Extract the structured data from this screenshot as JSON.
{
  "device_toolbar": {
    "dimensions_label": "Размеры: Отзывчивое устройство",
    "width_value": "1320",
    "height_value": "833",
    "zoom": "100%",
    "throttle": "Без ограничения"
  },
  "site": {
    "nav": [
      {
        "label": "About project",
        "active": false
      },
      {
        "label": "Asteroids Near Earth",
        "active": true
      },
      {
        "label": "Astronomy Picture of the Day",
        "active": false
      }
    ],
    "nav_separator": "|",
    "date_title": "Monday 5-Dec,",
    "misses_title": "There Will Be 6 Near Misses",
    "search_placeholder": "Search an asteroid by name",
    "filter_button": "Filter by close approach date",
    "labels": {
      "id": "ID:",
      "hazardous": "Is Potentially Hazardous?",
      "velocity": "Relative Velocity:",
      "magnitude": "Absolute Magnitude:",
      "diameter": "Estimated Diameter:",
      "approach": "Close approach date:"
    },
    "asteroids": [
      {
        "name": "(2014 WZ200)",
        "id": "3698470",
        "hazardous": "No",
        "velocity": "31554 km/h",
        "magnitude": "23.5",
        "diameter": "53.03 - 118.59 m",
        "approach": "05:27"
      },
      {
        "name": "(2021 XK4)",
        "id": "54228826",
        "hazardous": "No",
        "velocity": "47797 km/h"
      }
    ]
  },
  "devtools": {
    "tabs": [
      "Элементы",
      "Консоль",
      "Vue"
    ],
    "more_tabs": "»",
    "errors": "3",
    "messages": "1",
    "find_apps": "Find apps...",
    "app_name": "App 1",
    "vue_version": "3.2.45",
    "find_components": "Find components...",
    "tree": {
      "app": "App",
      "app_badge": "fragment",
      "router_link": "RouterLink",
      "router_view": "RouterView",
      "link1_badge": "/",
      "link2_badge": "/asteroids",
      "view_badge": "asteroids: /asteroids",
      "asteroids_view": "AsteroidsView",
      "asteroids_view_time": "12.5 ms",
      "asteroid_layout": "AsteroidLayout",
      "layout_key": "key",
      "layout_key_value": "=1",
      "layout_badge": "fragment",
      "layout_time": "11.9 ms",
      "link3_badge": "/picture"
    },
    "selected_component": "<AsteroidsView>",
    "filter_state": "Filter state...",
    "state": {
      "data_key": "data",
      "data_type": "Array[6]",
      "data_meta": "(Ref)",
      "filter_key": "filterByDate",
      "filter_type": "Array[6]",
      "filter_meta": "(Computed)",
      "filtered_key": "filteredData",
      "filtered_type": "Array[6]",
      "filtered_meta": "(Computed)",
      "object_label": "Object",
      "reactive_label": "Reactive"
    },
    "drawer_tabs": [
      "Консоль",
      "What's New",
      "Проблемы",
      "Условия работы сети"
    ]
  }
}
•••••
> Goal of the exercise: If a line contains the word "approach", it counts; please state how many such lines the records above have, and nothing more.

> Output for this task: 3